Negligence per se is codified under KRS 446.070. It provides that a person injured by the violation of any statute may recover from the offender such damages as he sustained by reason of the violation, although a penalty or forfeiture is imposed for such violation. The “any statute” language refers to Kentucky law only, it excludes federal law and local ordinances.
To recover on a common law negligence claim in Kentucky there must be a duty on the defendant’s part, a breach of that duty and a consequent injury. The Kentucky Supreme Court has adopted a “universal duty of care” which requires every person to exercise ordinary care in his/her activities to prevent foreseeable injury. In deciding whether harm is foreseeable, Kentucky courts look to the general foreseeability of harm, not to whether the particular form of injury could be foreseen.
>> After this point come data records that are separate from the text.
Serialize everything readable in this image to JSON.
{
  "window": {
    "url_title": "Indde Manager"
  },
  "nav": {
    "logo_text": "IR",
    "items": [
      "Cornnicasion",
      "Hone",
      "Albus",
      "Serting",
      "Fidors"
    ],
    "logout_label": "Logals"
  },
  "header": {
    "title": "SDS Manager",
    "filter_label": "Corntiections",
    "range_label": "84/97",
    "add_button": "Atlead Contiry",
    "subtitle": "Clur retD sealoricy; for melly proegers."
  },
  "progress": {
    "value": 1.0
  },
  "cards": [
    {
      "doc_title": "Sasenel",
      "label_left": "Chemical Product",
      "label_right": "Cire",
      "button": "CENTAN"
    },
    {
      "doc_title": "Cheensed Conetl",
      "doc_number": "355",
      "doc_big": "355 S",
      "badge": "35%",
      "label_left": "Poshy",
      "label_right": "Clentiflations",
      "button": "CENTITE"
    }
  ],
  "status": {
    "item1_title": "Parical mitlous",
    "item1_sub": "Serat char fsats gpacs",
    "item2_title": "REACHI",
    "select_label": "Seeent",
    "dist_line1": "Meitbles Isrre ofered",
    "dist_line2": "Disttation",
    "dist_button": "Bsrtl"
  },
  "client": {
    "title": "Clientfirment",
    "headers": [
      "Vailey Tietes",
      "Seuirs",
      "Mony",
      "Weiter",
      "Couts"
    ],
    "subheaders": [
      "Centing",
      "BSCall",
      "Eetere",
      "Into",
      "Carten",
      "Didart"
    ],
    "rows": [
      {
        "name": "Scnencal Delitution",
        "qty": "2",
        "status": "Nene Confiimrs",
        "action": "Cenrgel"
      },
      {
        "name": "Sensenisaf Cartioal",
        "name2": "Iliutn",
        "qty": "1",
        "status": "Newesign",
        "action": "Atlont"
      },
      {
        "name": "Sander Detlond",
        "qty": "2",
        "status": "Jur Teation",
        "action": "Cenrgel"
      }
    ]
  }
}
Negligence per se is a negligence claim with a statutory standard of care substituted for the common law standard of care. Negligence per se only applies if the alleged offender has violated a statute and the plaintiff was in the class of persons while the statute intended to protect.